WORK REQUEST:
In the data below, find each line carrying the string "title" and copy it out.

RECORDS TO PROCESS:

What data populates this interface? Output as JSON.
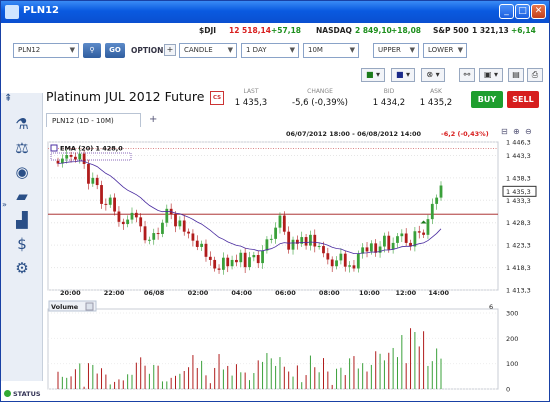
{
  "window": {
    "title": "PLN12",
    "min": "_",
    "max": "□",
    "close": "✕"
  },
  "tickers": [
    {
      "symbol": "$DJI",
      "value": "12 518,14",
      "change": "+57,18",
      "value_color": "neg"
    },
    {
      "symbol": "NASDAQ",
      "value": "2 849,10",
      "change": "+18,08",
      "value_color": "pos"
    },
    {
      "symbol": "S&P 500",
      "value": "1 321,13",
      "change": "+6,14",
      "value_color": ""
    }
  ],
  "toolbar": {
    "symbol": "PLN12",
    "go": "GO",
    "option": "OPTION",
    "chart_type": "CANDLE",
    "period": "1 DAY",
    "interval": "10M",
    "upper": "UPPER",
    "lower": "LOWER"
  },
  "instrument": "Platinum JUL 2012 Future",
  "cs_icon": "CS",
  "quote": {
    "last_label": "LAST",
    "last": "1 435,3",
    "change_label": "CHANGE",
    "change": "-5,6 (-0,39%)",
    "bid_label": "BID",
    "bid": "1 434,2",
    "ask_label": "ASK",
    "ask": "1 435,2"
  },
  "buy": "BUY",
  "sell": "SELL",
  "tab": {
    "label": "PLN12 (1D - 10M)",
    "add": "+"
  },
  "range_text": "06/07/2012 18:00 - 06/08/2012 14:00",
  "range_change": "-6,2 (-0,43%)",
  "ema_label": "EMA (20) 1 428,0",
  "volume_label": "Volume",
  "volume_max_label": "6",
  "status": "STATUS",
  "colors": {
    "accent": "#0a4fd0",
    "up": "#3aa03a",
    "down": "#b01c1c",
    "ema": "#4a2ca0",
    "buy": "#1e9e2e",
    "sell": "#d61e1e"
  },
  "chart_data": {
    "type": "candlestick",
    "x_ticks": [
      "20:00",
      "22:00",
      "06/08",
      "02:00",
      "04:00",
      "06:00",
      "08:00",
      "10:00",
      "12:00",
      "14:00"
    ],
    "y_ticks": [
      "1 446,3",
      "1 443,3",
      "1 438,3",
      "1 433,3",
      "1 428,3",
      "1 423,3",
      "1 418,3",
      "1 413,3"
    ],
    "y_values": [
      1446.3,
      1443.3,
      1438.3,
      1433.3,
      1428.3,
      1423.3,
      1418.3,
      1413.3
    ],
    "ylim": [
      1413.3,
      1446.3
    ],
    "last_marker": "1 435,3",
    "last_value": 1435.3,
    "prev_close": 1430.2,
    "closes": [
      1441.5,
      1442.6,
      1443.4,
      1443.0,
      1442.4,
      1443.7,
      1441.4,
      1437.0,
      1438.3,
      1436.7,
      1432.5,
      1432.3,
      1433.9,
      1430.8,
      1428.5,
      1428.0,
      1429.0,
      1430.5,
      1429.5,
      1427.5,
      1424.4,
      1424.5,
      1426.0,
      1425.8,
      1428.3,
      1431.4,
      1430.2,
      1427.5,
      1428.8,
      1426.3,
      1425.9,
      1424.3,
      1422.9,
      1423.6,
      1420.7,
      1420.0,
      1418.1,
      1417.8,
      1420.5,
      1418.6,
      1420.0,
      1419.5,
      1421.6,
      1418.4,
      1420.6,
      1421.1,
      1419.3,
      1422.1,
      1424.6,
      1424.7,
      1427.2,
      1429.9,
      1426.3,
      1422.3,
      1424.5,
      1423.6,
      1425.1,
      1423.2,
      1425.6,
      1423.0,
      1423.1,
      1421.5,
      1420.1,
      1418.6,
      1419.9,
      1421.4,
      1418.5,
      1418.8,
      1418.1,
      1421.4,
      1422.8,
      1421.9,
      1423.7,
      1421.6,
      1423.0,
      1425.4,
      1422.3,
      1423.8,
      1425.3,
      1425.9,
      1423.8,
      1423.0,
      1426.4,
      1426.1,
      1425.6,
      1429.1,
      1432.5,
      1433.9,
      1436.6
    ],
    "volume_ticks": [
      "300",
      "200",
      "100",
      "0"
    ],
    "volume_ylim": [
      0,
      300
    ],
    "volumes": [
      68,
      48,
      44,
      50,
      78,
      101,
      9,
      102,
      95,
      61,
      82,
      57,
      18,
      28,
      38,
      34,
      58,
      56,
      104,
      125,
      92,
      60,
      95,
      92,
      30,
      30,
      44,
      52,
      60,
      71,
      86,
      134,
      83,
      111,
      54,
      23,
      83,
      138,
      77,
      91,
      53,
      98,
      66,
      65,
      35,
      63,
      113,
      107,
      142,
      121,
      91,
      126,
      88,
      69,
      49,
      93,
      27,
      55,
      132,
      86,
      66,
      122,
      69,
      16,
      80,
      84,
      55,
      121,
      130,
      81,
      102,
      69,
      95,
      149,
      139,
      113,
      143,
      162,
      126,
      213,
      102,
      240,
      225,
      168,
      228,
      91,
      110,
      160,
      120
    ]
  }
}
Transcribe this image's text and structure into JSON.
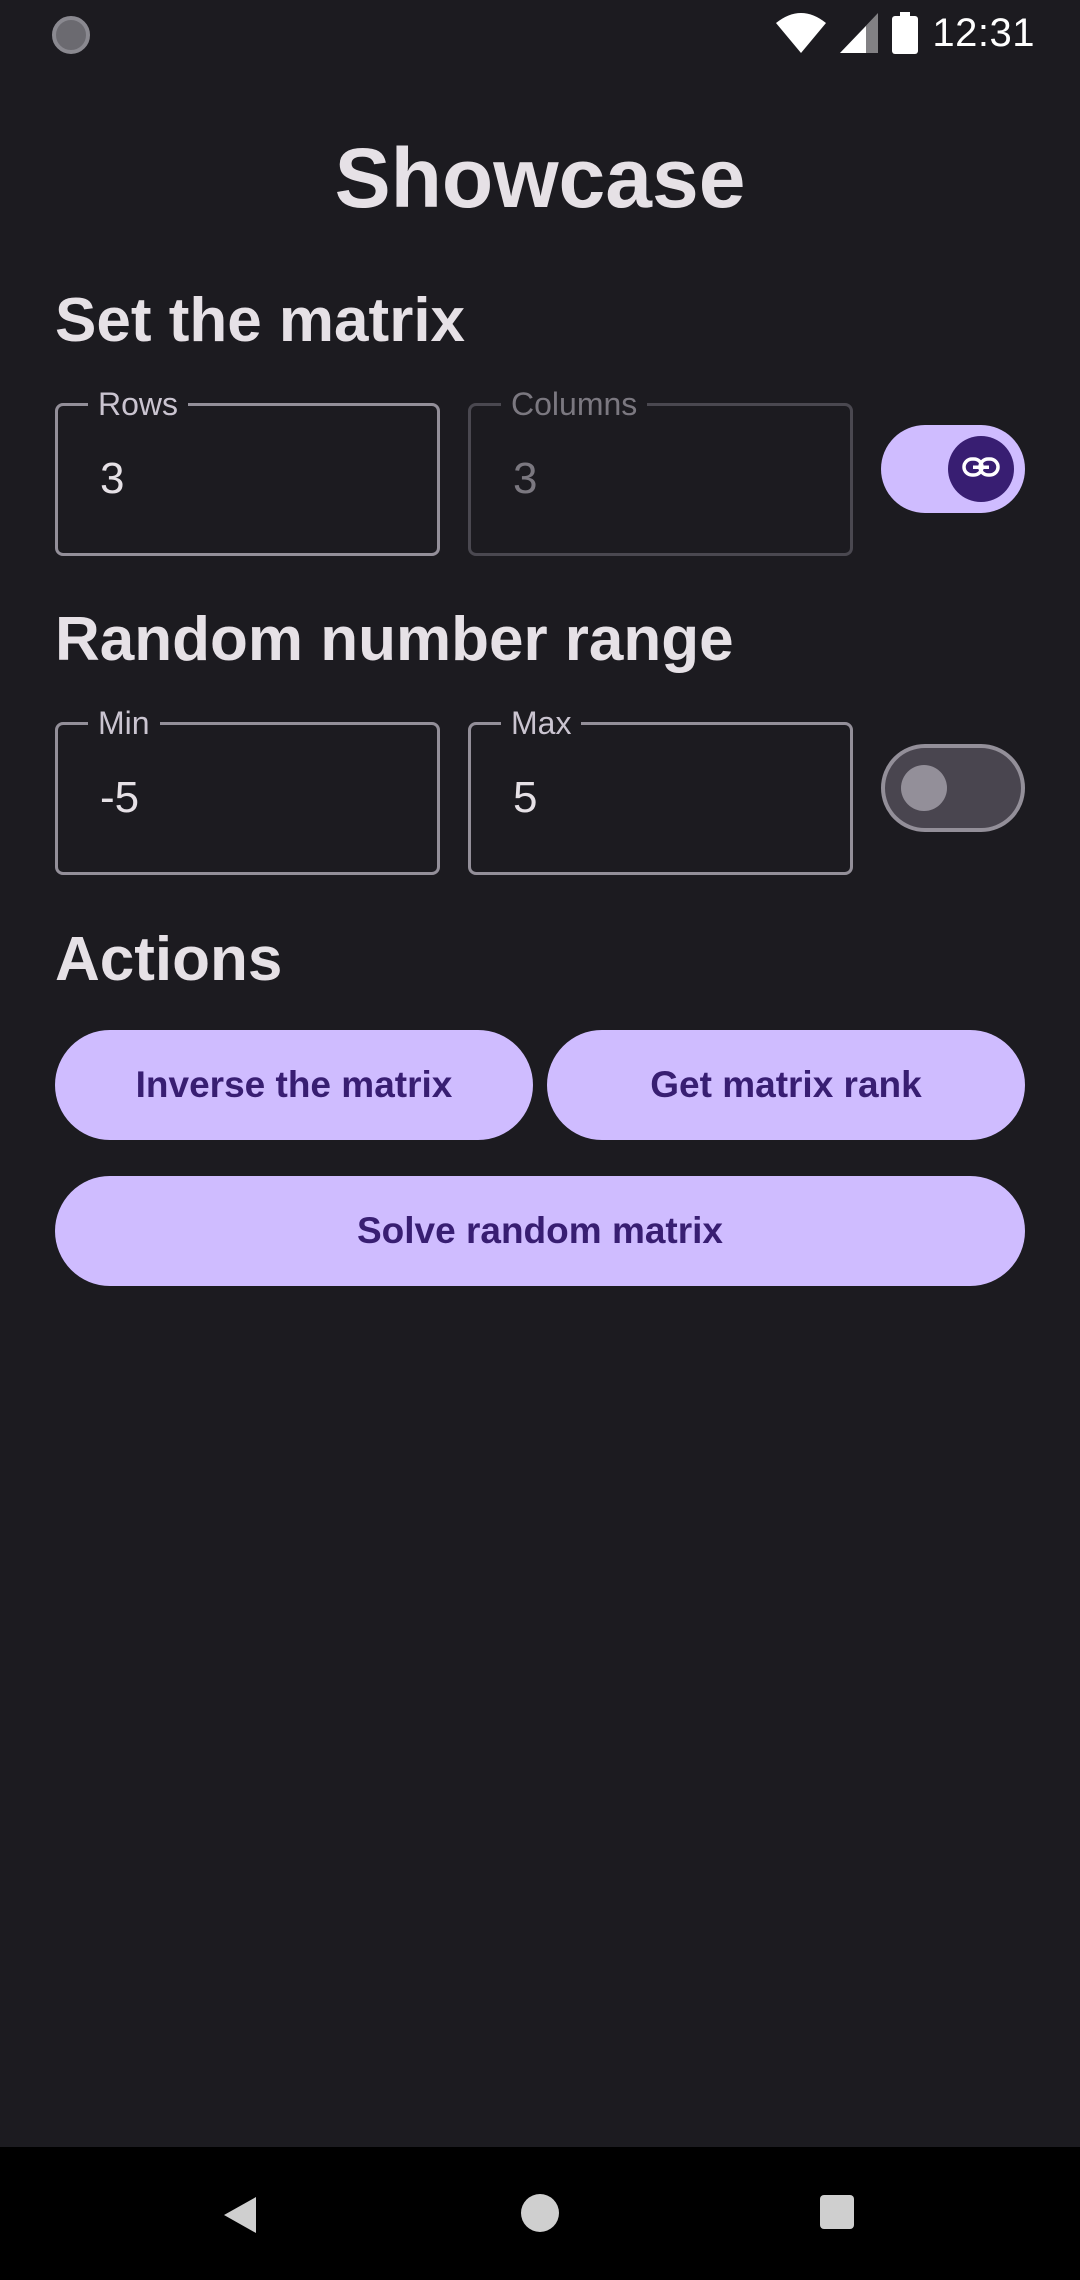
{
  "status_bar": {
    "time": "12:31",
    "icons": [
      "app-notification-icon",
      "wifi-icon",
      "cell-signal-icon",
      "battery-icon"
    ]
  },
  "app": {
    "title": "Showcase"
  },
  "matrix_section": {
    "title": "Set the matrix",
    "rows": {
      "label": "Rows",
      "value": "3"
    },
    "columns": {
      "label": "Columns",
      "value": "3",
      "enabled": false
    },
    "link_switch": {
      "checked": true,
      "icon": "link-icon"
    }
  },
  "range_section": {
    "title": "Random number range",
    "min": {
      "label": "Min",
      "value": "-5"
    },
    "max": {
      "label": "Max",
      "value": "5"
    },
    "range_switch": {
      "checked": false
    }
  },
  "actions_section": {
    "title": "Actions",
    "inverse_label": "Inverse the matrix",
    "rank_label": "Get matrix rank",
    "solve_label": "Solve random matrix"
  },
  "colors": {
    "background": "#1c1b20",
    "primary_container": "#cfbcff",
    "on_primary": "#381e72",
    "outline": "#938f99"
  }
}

TASK ANSWER:
    "title": "PLN12",
    "title": "Showcase"
    "title": "Set the matrix",
    "title": "Random number range",
    "title": "Actions",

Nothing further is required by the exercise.